This time of year is not just the ‘season to be jolly’ but also parent/teacher meetings season, so I thought I’d write again about STEN & Drumcondra tests. Parents often contact me regarding their child’s ‘Drumcondras’ or STEN results because they are not exactly sure what they mean.
The first thing to remember is that it is a test rather than an exam. It is just an information gathering exercise to see how children are performing against their peers throughout the school system. Schools are required to use standardised tests at three identified stages during your child’stime at primary school:
However many schools use standardised tests in other classes too. It is used as a tool to help the teacher assess whether additional teaching resources are required or if your child is gifted in the subjects tested. It is really important to remember that it is just those subjects above that are tested. Nothing else. If your child is fantastic at history or sport, those subjects are not tested. If your child is not good at history or sport, those subjects are not tested. It does not take into account emotional intelligence, common sense or how kind and loving your child is. What I’m trying to say is; it is a very narrow examination of your child’s abilities, based on a certain set of questions and your child’s answers at a particular time, on a particular day,which is now in the past.
Interpreting the results of these tests can be done in various ways and some schools inform parents of the results giving the Standard score and STen score from these tests, while others just use the STen scores. Standard scores usually range from 55 to 145 with the average score being 100. STen scores are derived from Standard scores and give a ten point scale with 1 representing the lowest category and 10 the highest.

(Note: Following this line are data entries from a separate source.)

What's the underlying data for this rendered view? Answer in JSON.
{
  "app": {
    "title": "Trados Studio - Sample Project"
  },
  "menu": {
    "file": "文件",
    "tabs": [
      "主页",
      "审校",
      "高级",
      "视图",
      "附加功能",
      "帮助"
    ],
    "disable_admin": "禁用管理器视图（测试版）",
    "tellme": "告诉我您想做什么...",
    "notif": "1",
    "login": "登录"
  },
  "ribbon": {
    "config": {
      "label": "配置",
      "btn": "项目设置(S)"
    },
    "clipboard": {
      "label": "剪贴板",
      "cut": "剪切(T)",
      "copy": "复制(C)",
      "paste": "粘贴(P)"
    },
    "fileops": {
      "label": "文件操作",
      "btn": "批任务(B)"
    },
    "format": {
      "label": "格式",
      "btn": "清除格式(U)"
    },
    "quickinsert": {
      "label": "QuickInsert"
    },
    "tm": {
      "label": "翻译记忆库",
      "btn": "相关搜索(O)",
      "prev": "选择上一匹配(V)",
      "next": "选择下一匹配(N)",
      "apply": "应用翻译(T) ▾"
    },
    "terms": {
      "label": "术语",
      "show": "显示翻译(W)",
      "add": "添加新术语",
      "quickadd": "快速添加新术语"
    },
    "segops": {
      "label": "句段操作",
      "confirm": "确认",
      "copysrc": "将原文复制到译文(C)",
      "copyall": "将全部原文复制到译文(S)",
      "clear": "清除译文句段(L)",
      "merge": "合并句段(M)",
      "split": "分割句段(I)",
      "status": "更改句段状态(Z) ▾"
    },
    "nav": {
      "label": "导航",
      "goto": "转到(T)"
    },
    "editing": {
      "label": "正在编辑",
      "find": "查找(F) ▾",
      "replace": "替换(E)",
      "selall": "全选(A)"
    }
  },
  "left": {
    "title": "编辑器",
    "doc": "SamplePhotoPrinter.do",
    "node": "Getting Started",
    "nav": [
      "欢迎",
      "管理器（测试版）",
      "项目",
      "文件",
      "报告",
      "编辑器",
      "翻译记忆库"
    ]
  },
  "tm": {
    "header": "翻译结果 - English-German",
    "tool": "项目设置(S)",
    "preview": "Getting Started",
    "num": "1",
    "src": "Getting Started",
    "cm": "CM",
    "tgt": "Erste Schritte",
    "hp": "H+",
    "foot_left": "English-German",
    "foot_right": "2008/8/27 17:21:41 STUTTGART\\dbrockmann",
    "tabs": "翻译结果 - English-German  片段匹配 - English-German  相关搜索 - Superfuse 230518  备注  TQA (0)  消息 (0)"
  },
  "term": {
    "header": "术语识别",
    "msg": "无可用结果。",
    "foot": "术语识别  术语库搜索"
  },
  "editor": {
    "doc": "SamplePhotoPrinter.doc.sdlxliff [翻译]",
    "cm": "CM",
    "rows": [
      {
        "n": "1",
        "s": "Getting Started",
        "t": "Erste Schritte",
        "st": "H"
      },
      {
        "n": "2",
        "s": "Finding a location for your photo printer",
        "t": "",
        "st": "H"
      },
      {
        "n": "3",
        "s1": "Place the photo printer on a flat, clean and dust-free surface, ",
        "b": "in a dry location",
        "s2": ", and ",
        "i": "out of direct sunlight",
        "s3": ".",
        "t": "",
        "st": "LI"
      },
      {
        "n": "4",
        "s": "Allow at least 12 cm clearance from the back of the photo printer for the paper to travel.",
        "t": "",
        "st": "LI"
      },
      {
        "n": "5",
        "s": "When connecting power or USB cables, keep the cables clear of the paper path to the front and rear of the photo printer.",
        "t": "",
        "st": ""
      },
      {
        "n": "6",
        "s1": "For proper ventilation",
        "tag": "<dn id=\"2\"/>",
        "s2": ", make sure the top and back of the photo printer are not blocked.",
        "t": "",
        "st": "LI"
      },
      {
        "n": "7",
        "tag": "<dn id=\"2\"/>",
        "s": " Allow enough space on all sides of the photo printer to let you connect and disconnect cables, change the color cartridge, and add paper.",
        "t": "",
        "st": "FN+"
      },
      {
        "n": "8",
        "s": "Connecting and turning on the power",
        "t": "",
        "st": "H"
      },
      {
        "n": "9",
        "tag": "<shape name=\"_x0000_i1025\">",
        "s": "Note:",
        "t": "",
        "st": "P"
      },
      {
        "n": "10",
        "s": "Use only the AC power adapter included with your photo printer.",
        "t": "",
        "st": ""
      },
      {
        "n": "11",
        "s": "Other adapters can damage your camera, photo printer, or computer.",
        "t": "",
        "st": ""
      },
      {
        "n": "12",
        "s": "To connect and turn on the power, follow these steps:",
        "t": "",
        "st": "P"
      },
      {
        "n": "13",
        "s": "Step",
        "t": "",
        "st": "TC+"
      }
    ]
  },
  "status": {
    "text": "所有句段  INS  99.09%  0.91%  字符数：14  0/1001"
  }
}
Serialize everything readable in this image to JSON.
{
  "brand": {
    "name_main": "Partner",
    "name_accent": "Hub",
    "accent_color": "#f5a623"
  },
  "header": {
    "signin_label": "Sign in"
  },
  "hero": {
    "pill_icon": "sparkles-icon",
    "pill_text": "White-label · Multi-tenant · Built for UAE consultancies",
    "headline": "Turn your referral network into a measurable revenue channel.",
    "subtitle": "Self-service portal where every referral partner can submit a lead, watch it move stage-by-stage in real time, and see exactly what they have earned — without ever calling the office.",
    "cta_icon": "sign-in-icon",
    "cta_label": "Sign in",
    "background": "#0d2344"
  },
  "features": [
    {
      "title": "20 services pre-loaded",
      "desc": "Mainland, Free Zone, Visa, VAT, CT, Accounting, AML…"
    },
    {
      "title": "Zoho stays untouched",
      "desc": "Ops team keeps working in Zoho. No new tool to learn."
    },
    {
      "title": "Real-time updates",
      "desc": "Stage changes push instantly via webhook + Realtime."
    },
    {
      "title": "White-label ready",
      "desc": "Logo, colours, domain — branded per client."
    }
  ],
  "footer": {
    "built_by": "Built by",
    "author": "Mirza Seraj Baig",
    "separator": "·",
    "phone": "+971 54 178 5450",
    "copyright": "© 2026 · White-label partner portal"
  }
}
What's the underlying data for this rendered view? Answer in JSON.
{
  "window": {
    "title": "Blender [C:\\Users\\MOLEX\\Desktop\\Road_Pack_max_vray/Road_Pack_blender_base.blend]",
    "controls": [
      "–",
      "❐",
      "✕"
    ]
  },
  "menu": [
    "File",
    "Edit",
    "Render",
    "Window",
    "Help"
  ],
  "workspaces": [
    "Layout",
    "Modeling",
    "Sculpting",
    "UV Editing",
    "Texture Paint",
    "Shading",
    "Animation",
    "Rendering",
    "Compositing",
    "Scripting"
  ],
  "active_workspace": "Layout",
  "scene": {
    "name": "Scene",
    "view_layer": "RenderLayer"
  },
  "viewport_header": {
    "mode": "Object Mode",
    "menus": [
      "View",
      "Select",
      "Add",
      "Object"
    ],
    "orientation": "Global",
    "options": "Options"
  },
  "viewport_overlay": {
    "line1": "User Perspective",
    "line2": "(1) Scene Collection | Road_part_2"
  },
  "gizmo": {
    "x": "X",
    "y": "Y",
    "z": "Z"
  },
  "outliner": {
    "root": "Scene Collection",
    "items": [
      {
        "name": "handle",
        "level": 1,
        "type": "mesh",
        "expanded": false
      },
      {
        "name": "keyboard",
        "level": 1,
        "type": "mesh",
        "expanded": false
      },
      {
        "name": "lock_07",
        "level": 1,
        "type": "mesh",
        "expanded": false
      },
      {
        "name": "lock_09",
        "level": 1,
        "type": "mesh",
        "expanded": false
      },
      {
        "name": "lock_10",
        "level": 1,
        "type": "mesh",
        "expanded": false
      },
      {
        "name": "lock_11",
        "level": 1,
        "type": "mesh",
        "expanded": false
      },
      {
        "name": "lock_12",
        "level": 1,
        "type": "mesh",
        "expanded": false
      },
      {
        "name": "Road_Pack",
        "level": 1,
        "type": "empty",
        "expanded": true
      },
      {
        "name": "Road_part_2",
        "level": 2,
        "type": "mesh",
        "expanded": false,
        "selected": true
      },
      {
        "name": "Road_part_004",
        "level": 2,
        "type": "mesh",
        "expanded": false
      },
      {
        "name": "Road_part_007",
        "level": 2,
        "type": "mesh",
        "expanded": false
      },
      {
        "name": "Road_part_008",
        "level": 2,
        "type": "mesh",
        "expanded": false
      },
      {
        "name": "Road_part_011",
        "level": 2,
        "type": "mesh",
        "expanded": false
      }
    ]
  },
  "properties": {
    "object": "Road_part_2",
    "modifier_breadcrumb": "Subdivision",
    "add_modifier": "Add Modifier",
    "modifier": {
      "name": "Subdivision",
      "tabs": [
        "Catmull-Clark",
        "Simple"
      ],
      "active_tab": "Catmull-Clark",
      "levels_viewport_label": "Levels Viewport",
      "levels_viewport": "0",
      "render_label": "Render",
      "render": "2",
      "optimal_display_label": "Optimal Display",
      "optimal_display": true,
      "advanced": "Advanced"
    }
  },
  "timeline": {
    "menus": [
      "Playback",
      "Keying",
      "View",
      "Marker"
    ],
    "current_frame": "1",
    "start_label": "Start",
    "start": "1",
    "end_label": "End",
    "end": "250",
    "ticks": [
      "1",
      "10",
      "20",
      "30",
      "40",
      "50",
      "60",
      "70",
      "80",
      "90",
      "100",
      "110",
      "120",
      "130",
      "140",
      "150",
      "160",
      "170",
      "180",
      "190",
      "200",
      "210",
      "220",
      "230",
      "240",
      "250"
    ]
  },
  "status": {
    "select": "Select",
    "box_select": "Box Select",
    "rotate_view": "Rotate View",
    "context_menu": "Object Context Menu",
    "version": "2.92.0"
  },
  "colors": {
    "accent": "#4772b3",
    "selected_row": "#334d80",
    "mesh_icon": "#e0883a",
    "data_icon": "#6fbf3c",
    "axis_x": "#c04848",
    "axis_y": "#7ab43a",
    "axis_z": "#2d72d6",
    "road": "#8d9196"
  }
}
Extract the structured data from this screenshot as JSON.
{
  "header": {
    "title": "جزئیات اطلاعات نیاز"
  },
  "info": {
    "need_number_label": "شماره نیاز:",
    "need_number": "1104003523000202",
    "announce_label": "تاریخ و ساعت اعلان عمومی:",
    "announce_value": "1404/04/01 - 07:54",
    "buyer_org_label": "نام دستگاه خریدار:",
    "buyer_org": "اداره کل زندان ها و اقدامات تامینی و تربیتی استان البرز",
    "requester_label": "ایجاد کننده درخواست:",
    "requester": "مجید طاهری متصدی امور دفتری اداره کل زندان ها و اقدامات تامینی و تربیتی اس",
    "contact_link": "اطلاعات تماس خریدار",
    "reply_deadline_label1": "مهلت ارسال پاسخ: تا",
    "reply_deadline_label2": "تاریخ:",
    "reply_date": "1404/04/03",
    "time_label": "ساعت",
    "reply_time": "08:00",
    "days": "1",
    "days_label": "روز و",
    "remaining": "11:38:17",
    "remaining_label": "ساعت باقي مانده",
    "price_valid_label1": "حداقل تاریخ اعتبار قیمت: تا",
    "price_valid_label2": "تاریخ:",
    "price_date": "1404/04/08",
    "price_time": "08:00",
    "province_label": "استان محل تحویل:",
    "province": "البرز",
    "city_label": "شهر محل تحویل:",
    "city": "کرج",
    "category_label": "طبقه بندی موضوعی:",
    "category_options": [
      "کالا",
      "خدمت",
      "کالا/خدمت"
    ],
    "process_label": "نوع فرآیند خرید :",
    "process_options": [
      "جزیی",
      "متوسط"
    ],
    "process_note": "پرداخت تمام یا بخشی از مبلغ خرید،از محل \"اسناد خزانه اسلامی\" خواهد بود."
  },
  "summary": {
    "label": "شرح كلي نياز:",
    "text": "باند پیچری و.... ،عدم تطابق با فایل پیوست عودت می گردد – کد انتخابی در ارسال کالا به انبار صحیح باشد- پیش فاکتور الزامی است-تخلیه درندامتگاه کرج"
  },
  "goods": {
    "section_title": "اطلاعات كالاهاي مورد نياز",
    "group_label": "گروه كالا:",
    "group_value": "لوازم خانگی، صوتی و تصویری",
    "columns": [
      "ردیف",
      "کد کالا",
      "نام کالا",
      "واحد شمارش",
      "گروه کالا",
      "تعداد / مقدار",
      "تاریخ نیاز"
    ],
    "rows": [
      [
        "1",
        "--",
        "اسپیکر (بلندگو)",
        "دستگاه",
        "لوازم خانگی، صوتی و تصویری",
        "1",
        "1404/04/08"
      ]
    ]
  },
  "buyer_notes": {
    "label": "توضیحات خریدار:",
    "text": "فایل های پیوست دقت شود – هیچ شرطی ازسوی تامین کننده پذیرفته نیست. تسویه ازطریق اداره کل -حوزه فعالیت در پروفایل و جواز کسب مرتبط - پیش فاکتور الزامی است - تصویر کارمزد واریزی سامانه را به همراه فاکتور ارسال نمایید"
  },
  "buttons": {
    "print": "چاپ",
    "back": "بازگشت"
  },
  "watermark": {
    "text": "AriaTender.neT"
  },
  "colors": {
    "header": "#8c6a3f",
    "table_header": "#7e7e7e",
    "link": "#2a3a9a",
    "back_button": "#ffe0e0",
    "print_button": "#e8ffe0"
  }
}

The following tables explain these:
Interpreting Standard Scores:
|Standard Score Range||Descriptor||Coverage|
|130 and above||Well above average||2% of pupils|
|120-129||Above average||7% of pupils|
|110-119||High average||16% of pupils|
|90-109||Average||50% of pupils|
|80-89||Low average||16% of pupils|
|70-79||Below average||2% of pupils|
|Below 70||Well below average||2% of pupils|
Interpreting STEN Scores:
|Standard Score Range||STEN Score Range||Descriptor||Coverage|
|116 and above||8-10||Well above average||Top 1/6 of pupils|
|108-114||7||High average||1/6 of pupils|
|93-107||5-6||average||Middle 1/3 of pupils|
|85-92||4||Low average||1/6 of pupils|
|84 and below||1-3||Well below average||Bottom 1/6 of pupils|
It’s really important to remember that children may not always perform as well as expected in these tests for a variety of reasons e.g. exam fright, illness or off form on the day or difficulty of working on their own for a long period.
While important, the results from Standardised tests should not be taken in isolation and should be understood in conjunction with teacher observations, teacher designed tasks and tests and the child’s general progress.
Here is a text we got from a mum;
“Just wanted to let you know that we got J’s school report today and we are delighted with his results! His English STEN went up to 7 this year from 4 last year and his Maths STEN went up to 6 from 4 last year and his teacher said she saw a great improvement in his reading. So as you can see we are delighted and want to convey our thanks for all your help. Great results from Hummingbird. Thanks again R & J”